(Records drawn from a dataset)
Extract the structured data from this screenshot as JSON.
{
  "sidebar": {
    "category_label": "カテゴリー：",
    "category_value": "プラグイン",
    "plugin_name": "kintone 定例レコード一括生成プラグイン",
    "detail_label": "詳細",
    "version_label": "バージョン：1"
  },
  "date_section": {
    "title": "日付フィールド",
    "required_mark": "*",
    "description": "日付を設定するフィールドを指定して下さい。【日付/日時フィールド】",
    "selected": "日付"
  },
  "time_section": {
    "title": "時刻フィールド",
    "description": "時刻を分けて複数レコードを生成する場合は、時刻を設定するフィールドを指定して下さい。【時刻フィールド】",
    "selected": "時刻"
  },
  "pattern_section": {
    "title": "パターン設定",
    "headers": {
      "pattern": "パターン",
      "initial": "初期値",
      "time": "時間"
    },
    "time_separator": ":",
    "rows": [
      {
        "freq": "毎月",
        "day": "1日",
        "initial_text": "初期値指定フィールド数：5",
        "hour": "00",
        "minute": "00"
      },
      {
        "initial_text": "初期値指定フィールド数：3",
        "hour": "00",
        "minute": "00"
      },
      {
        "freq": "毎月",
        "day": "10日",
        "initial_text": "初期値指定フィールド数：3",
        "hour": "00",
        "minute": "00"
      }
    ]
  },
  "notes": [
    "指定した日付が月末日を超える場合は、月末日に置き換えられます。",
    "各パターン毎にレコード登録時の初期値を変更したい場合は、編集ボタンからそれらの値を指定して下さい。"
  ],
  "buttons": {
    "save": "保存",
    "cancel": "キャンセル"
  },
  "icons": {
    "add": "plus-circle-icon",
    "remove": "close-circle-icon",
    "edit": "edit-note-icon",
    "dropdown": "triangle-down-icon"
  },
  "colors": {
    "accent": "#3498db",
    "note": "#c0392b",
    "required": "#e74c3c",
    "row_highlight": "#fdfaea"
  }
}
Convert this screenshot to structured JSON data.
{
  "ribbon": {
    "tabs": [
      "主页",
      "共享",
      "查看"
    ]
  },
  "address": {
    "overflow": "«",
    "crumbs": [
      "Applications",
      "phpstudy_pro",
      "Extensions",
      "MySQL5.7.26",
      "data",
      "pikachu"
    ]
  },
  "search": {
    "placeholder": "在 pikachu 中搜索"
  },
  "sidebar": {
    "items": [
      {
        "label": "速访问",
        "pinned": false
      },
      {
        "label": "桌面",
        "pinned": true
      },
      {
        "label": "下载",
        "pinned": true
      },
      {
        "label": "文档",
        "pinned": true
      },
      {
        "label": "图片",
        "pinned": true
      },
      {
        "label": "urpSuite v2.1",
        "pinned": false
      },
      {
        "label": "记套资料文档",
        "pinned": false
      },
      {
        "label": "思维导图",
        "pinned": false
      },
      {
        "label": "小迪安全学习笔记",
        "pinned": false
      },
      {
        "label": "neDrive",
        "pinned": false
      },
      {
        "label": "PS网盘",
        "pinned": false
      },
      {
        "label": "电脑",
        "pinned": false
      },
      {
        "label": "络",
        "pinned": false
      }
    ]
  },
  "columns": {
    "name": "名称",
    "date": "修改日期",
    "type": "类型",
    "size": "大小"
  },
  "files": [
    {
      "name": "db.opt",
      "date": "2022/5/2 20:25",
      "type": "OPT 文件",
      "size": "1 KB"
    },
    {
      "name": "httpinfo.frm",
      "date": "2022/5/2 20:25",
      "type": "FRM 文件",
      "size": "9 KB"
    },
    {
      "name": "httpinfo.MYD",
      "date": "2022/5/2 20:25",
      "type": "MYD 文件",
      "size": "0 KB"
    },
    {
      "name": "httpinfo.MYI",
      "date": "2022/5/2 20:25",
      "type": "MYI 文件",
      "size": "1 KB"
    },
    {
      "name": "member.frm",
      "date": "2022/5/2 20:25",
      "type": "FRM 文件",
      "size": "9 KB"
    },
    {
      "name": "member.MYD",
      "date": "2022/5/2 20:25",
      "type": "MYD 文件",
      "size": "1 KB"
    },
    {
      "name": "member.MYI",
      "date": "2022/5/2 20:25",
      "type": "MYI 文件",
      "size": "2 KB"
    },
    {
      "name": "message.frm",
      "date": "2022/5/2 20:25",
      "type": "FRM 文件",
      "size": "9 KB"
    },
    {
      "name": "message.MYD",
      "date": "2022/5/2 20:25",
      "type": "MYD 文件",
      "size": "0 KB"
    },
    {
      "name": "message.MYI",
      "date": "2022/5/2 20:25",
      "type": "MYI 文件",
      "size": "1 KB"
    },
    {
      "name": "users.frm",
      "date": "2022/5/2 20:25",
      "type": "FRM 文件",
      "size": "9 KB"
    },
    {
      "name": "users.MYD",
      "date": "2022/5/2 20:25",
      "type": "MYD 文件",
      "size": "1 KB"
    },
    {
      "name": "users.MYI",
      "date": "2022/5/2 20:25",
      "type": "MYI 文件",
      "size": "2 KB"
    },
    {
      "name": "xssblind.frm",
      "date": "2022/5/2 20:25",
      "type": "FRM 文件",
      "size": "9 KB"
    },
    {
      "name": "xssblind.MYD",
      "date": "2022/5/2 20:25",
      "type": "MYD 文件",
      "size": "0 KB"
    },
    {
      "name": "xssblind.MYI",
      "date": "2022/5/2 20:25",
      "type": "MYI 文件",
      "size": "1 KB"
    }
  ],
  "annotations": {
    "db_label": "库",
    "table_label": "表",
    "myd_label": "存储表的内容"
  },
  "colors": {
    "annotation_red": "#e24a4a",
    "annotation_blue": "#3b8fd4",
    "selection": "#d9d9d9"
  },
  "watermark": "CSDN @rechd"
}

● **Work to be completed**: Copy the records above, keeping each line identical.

● **Task output**:
Extract the structured data from this screenshot as JSON.
{
  "sidebar": {
    "category_label": "カテゴリー：",
    "category_value": "プラグイン",
    "plugin_name": "kintone 定例レコード一括生成プラグイン",
    "detail_label": "詳細",
    "version_label": "バージョン：1"
  },
  "date_section": {
    "title": "日付フィールド",
    "required_mark": "*",
    "description": "日付を設定するフィールドを指定して下さい。【日付/日時フィールド】",
    "selected": "日付"
  },
  "time_section": {
    "title": "時刻フィールド",
    "description": "時刻を分けて複数レコードを生成する場合は、時刻を設定するフィールドを指定して下さい。【時刻フィールド】",
    "selected": "時刻"
  },
  "pattern_section": {
    "title": "パターン設定",
    "headers": {
      "pattern": "パターン",
      "initial": "初期値",
      "time": "時間"
    },
    "time_separator": ":",
    "rows": [
      {
        "freq": "毎月",
        "day": "1日",
        "initial_text": "初期値指定フィールド数：5",
        "hour": "00",
        "minute": "00"
      },
      {
        "initial_text": "初期値指定フィールド数：3",
        "hour": "00",
        "minute": "00"
      },
      {
        "freq": "毎月",
        "day": "10日",
        "initial_text": "初期値指定フィールド数：3",
        "hour": "00",
        "minute": "00"
      }
    ]
  },
  "notes": [
    "指定した日付が月末日を超える場合は、月末日に置き換えられます。",
    "各パターン毎にレコード登録時の初期値を変更したい場合は、編集ボタンからそれらの値を指定して下さい。"
  ],
  "buttons": {
    "save": "保存",
    "cancel": "キャンセル"
  },
  "icons": {
    "add": "plus-circle-icon",
    "remove": "close-circle-icon",
    "edit": "edit-note-icon",
    "dropdown": "triangle-down-icon"
  },
  "colors": {
    "accent": "#3498db",
    "note": "#c0392b",
    "required": "#e74c3c",
    "row_highlight": "#fdfaea"
  }
}
Convert this screenshot to structured JSON data.
{
  "ribbon": {
    "tabs": [
      "主页",
      "共享",
      "查看"
    ]
  },
  "address": {
    "overflow": "«",
    "crumbs": [
      "Applications",
      "phpstudy_pro",
      "Extensions",
      "MySQL5.7.26",
      "data",
      "pikachu"
    ]
  },
  "search": {
    "placeholder": "在 pikachu 中搜索"
  },
  "sidebar": {
    "items": [
      {
        "label": "速访问",
        "pinned": false
      },
      {
        "label": "桌面",
        "pinned": true
      },
      {
        "label": "下载",
        "pinned": true
      },
      {
        "label": "文档",
        "pinned": true
      },
      {
        "label": "图片",
        "pinned": true
      },
      {
        "label": "urpSuite v2.1",
        "pinned": false
      },
      {
        "label": "记套资料文档",
        "pinned": false
      },
      {
        "label": "思维导图",
        "pinned": false
      },
      {
        "label": "小迪安全学习笔记",
        "pinned": false
      },
      {
        "label": "neDrive",
        "pinned": false
      },
      {
        "label": "PS网盘",
        "pinned": false
      },
      {
        "label": "电脑",
        "pinned": false
      },
      {
        "label": "络",
        "pinned": false
      }
    ]
  },
  "columns": {
    "name": "名称",
    "date": "修改日期",
    "type": "类型",
    "size": "大小"
  },
  "files": [
    {
      "name": "db.opt",
      "date": "2022/5/2 20:25",
      "type": "OPT 文件",
      "size": "1 KB"
    },
    {
      "name": "httpinfo.frm",
      "date": "2022/5/2 20:25",
      "type": "FRM 文件",
      "size": "9 KB"
    },
    {
      "name": "httpinfo.MYD",
      "date": "2022/5/2 20:25",
      "type": "MYD 文件",
      "size": "0 KB"
    },
    {
      "name": "httpinfo.MYI",
      "date": "2022/5/2 20:25",
      "type": "MYI 文件",
      "size": "1 KB"
    },
    {
      "name": "member.frm",
      "date": "2022/5/2 20:25",
      "type": "FRM 文件",
      "size": "9 KB"
    },
    {
      "name": "member.MYD",
      "date": "2022/5/2 20:25",
      "type": "MYD 文件",
      "size": "1 KB"
    },
    {
      "name": "member.MYI",
      "date": "2022/5/2 20:25",
      "type": "MYI 文件",
      "size": "2 KB"
    },
    {
      "name": "message.frm",
      "date": "2022/5/2 20:25",
      "type": "FRM 文件",
      "size": "9 KB"
    },
    {
      "name": "message.MYD",
      "date": "2022/5/2 20:25",
      "type": "MYD 文件",
      "size": "0 KB"
    },
    {
      "name": "message.MYI",
      "date": "2022/5/2 20:25",
      "type": "MYI 文件",
      "size": "1 KB"
    },
    {
      "name": "users.frm",
      "date": "2022/5/2 20:25",
      "type": "FRM 文件",
      "size": "9 KB"
    },
    {
      "name": "users.MYD",
      "date": "2022/5/2 20:25",
      "type": "MYD 文件",
      "size": "1 KB"
    },
    {
      "name": "users.MYI",
      "date": "2022/5/2 20:25",
      "type": "MYI 文件",
      "size": "2 KB"
    },
    {
      "name": "xssblind.frm",
      "date": "2022/5/2 20:25",
      "type": "FRM 文件",
      "size": "9 KB"
    },
    {
      "name": "xssblind.MYD",
      "date": "2022/5/2 20:25",
      "type": "MYD 文件",
      "size": "0 KB"
    },
    {
      "name": "xssblind.MYI",
      "date": "2022/5/2 20:25",
      "type": "MYI 文件",
      "size": "1 KB"
    }
  ],
  "annotations": {
    "db_label": "库",
    "table_label": "表",
    "myd_label": "存储表的内容"
  },
  "colors": {
    "annotation_red": "#e24a4a",
    "annotation_blue": "#3b8fd4",
    "selection": "#d9d9d9"
  },
  "watermark": "CSDN @rechd"
}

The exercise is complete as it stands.